Chinese foreign ministry responds to Pope Francis

September 30, 2015. A spokesman for the Chinese foreign ministry said, "China is sincere about improving relations with the Vatican and has made consistent efforts.” It was a response to the Popes recent remark that he would like to visit Chinese and he hopes "the possibility to have good relations exists.”
Pope in U.S.

Pope Francis met with victims of sexual abuse in Philadelphia

September 27, 2015. Pope Francis met with five people who were sexually abused as children by priests, family and teachers (three women and two men). He listened to their stories and spoke with them for about 30 minutes. According to a Vatican spokesman, he "prayed with them and expressed his solidarity in sharing their suffering, as well as his own pain and shame in especially in the case of injury caused them by clergy or church workers.”
Pope Francis


September 15, 2015. Pope Francis has appointed Msgr. James Vann Johnston, as the new Bishop of Kansas City-St. Joseph. Up until know, Bishop Johnston he had served in Springfield-Cape Girardeau.

Fr. Andrew Kim Taegon, martyred in 1846 at the age of 25, was the first Korean man to be ordained a priest in the history of the Catholic Church.

In a memorable trip to Seoul in 1984, Pope John Paul II canonized Fr. Taegon along with 102 other martyrs, many of whom were part of the laity.  The canonizations were a direct acknowledgment of the Church’s great history in that country. 

Rector, Pontifical Korean College (Rome)
"It was the laity who introduced the Catholic Church in Korea. This is a unique situation for the rest of the world. After its introduction, the faith grew through the blood of the martyrs. Catholics in Korea were persecuted for almost a century following the establishment of the Church in the country.” 

In 1989 John Paul II returned to Korea to hold the International Eucharistic Congress. The impact of this visit is still felt today. 

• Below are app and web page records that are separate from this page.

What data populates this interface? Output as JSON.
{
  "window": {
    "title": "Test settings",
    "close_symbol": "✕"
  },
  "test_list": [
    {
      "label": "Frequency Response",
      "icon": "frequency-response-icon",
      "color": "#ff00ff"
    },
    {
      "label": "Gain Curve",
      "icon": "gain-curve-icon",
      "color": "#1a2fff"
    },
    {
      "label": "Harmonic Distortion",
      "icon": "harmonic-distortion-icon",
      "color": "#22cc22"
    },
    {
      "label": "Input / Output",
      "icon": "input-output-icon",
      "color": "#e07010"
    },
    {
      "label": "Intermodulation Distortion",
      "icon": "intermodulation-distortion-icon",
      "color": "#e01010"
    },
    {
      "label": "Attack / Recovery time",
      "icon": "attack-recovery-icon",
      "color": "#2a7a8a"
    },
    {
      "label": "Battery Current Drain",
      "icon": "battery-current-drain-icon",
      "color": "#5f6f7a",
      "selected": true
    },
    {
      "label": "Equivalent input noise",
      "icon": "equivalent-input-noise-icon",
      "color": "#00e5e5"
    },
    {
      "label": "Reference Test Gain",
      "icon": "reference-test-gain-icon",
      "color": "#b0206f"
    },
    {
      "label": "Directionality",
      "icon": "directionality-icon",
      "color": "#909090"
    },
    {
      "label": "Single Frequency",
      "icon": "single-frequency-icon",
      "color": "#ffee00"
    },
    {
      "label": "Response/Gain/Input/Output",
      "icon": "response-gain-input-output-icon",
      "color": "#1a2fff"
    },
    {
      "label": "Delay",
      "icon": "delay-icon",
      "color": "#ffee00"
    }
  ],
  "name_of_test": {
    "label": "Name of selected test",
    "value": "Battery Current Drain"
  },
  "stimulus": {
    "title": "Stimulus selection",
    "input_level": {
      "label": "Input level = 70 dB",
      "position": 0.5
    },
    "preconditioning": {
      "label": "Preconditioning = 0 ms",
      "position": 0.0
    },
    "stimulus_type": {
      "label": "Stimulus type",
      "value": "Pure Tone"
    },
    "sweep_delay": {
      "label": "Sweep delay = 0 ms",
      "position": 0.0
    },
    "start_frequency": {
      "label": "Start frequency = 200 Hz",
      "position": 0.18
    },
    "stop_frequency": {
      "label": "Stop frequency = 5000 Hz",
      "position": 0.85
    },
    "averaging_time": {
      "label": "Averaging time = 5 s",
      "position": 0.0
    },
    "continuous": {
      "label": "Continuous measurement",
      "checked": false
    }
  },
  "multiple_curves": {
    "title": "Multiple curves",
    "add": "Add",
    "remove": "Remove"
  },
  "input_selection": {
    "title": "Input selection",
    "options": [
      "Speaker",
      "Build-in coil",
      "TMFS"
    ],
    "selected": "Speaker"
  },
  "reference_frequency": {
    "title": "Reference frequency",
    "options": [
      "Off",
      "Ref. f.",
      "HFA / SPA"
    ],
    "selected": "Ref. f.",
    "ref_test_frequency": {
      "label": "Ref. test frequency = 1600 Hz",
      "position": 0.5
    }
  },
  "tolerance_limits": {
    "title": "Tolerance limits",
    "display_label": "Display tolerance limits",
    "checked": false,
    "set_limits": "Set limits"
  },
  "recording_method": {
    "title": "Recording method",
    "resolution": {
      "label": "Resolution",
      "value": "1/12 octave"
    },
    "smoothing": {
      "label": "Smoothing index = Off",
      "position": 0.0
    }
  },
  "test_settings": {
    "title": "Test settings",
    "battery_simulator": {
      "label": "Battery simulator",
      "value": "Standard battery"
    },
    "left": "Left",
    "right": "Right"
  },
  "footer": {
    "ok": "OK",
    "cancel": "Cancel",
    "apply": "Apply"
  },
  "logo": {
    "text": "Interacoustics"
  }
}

Rector, Pontifical Korean College (Rome)
"Almost 25 years after his last visit, there are now 5 million Catholics in Korea. I still don't quite understand how he managed to achieve this, but I know that his visit was very dear to Korean people.” 

John Paul II not only strengthened the presence of the Church in Korea, but he also brought Korea to Rome. During his pontificate, he opened the Pontifical Korean College, which was founded in 1990 and then blessed by him in 1998. 

Decades later his vision still bears fruit. The seminary is now a place where both current and future priests from Africa, Oceania, and of course Asia can study in the Eternal City.